The Pindan walnut (Terminalia cunninghamii), also known as the “Kalumburu almond,” is native to the North Western Coast of Australia above the Tropic of Capricorn. It is a relatively new discovery to Europeans and their descendents, who only explored this area of Australia in the early 1900s, but it has been previously known and used by the Indigenous people. The local Karajarri people call the nut “Kumpaja.” Eaten raw, the kernel of the nut tastes like almond, but when roasted it tastes like cashew nuts. It is mostly eaten raw. Around thickets of wild trees, it is not unusual to find a carpet of nutshells next to a stone “anvil” with a depression in it and stone “hammers” nearby used to conveniently crack the nuts. It is a small nut, the size of a large cherry. Within the outer skin is a hard, woody coating, and is a difficult nut to crack. Despite the impenetrability of its cork-like inner husk, it is not dissimilar to – and actually easier to crack – than the Macadamia nut (a native to the east coast of Australia). Currently, it is largely harvested from the wild, although for the past ten years it has been the subject of cultivation trials in practical training programs with local Indigenous people from the West Kimberley. This program has developed techniques to successfully grow the tree as part of an initiative to establish plantations of traditionally important bush foods on remote communities across the region. There is no necessity for actual picking as, when ripe, the nuts fall from the trees, where they can remain on the ground and viable for many months, even years in drier areas. For this reason, the nut is a particularly important and prized food as it is available virtually all year round, though it is harvested mainly for home consumption as opposed to commercial sales. This species, native to Gondwana (the former supercontinent containing the landmasses of today’s southern hemisphere), has existed for tens of millions of years. It would have been eaten and feasted on by the first human populations, the Indigenous people, who arrived on the Australian continent between 40,000 and 60,000 years ago. There are no traditional recipes, as it could be and usually has been eaten raw. Although it is indigenous to the northwestern Australian coast, it is currently entirely wild-harvested around Broome in western Australia. It is a unique species, and a relic from the Gondwana ecosystems that were very different to the fire-tolerant savannah of today, which replaced the vast forests around 46,000 years ago. There is a widely supported theory that plant species like the Pindan walnut were once much more widespread, and for millions of years were fed on – and their seeds spread by – various mega fauna. Since the extinction of the mega fauna, these plants have steadily been reduced into more isolated pockets, a process still occurring and even accelerating today with the increasing incidence of wildfires across the landscape due to the cessation of traditional Indigenous burning practices. Even its contemporary habitat is under threat from the increasing number of wildfires and massive industrial expansion. Successful commercial cultivation of the nuts could empower local indigenous communities and bring worldwide recognition to this indigenous Australian food.

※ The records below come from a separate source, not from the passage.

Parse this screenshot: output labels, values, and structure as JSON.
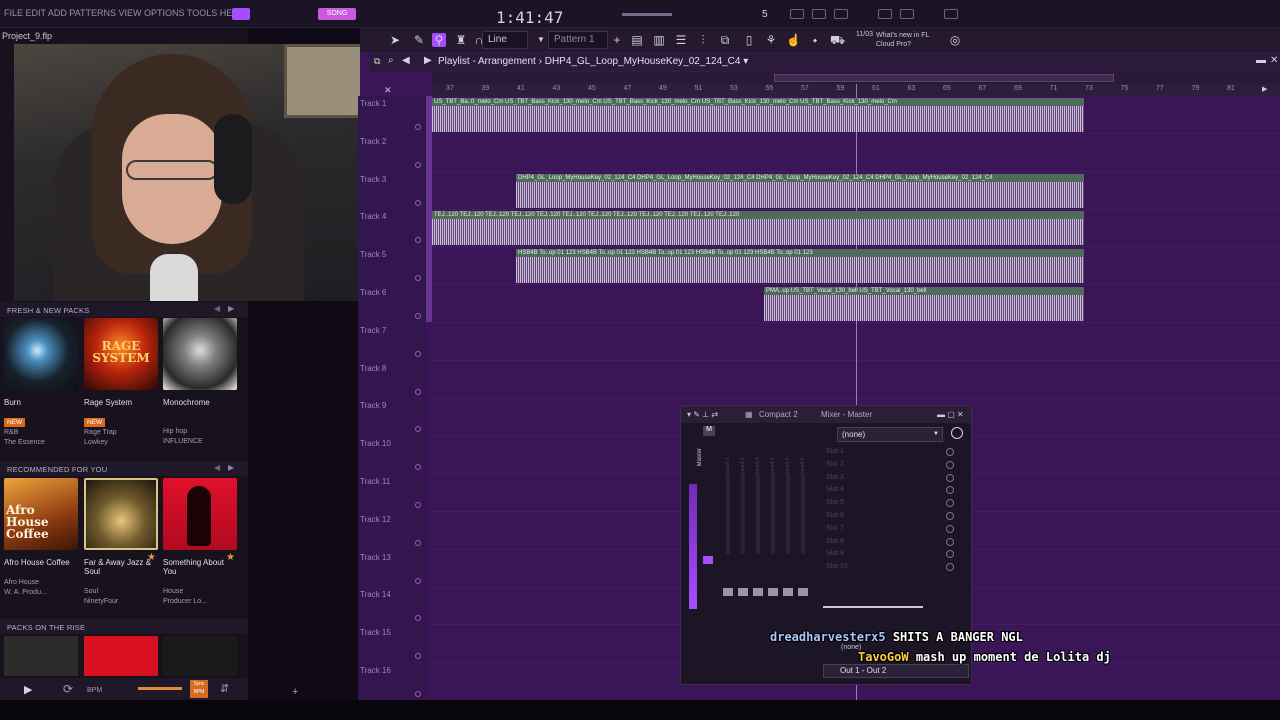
{
  "topbar": {
    "menu": "FILE EDIT ADD PATTERNS VIEW OPTIONS TOOLS HELP",
    "time": "1:41:47",
    "mode_badge": "SONG",
    "pattern_num": "5"
  },
  "toolbar2": {
    "snap_value": "Line",
    "pattern_name": "Pattern 1",
    "news_date": "11/03",
    "news_text": "What's new in FL Cloud Pro?"
  },
  "project": {
    "filename": "Project_9.flp"
  },
  "browser": {
    "fresh_header": "FRESH & NEW PACKS",
    "fresh_packs": [
      {
        "name": "Burn",
        "badge": "NEW",
        "genre": "R&B",
        "artist": "The Essence"
      },
      {
        "name": "Rage System",
        "badge": "NEW",
        "genre": "Rage Trap",
        "artist": "Lowkey"
      },
      {
        "name": "Monochrome",
        "badge": "",
        "genre": "Hip hop",
        "artist": "INFLUENCE"
      }
    ],
    "recommended_header": "RECOMMENDED FOR YOU",
    "recommended_packs": [
      {
        "name": "Afro House Coffee",
        "genre": "Afro House",
        "artist": "W. A. Produ..."
      },
      {
        "name": "Far & Away Jazz & Soul",
        "genre": "Soul",
        "artist": "NinetyFour"
      },
      {
        "name": "Something About You",
        "genre": "House",
        "artist": "Producer Lo..."
      }
    ],
    "rise_header": "PACKS ON THE RISE",
    "art_text": {
      "rage": "RAGE SYSTEM",
      "afro": "Afro House Coffee"
    }
  },
  "bottom": {
    "bpm_label": "BPM",
    "sync_label": "Sync BPM"
  },
  "playlist": {
    "title": "Playlist - Arrangement",
    "pattern": "DHP4_GL_Loop_MyHouseKey_02_124_C4",
    "ruler": [
      "37",
      "39",
      "41",
      "43",
      "45",
      "47",
      "49",
      "51",
      "53",
      "55",
      "57",
      "59",
      "61",
      "63",
      "65",
      "67",
      "69",
      "71",
      "73",
      "75",
      "77",
      "79",
      "81"
    ],
    "tracks": [
      "Track 1",
      "Track 2",
      "Track 3",
      "Track 4",
      "Track 5",
      "Track 6",
      "Track 7",
      "Track 8",
      "Track 9",
      "Track 10",
      "Track 11",
      "Track 12",
      "Track 13",
      "Track 14",
      "Track 15",
      "Track 16"
    ],
    "clips": {
      "t1": "US_TBT_Ba..0_melo_Cm   US_TBT_Bass_Kick_130_melo_Cm   US_TBT_Bass_Kick_130_melo_Cm   US_TBT_Bass_Kick_130_melo_Cm   US_TBT_Bass_Kick_130_melo_Cm",
      "t3": "DHP4_GL_Loop_MyHouseKey_02_124_C4   DHP4_GL_Loop_MyHouseKey_02_124_C4   DHP4_GL_Loop_MyHouseKey_02_124_C4   DHP4_GL_Loop_MyHouseKey_02_124_C4",
      "t4": "TEJ..120  TEJ..120  TEJ..120  TEJ..120  TEJ..120  TEJ..120  TEJ..120  TEJ..120  TEJ..120  TEJ..120  TEJ..120  TEJ..120",
      "t5": "HSB4B To..op 01 123  HSB4B To..op 01 123  HSB4B To..op 01 123  HSB4B To..op 01 123  HSB4B To..op 01 123",
      "t6": "PMA..up   US_TBT_Vocal_130_bell   US_TBT_Vocal_130_bell"
    }
  },
  "mixer": {
    "title": "Compact 2",
    "title2": "Mixer - Master",
    "master_label": "Master",
    "preset": "(none)",
    "slots": [
      "Slot 1",
      "Slot 2",
      "Slot 3",
      "Slot 4",
      "Slot 5",
      "Slot 6",
      "Slot 7",
      "Slot 8",
      "Slot 9",
      "Slot 10"
    ],
    "insert_labels": [
      "Insert 1",
      "Insert 2",
      "Insert 3",
      "Insert 4",
      "Insert 5",
      "Insert 6"
    ],
    "output_none": "(none)",
    "output": "Out 1 - Out 2"
  },
  "chat": [
    {
      "user": "dreadharvesterx5",
      "message": "SHITS A BANGER NGL"
    },
    {
      "user": "TavoGoW",
      "message": "mash up moment de Lolita dj"
    }
  ],
  "colors": {
    "accent": "#a64dff",
    "clip_label": "#4f6b5a",
    "playlist_bg": "#3a1659",
    "badge": "#d66a1f"
  }
}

The traditional products, local breeds, and know-how collected by the Ark of Taste belong to the communities that have preserved them over time. They have been shared and described here thanks to the efforts of the network that that Slow Food has developed around the world, with the objective of preserving them and raising awareness. The text from these descriptions may be used, without modifications and citing the source, for non-commercial purposes in line with the Slow Food philosophy.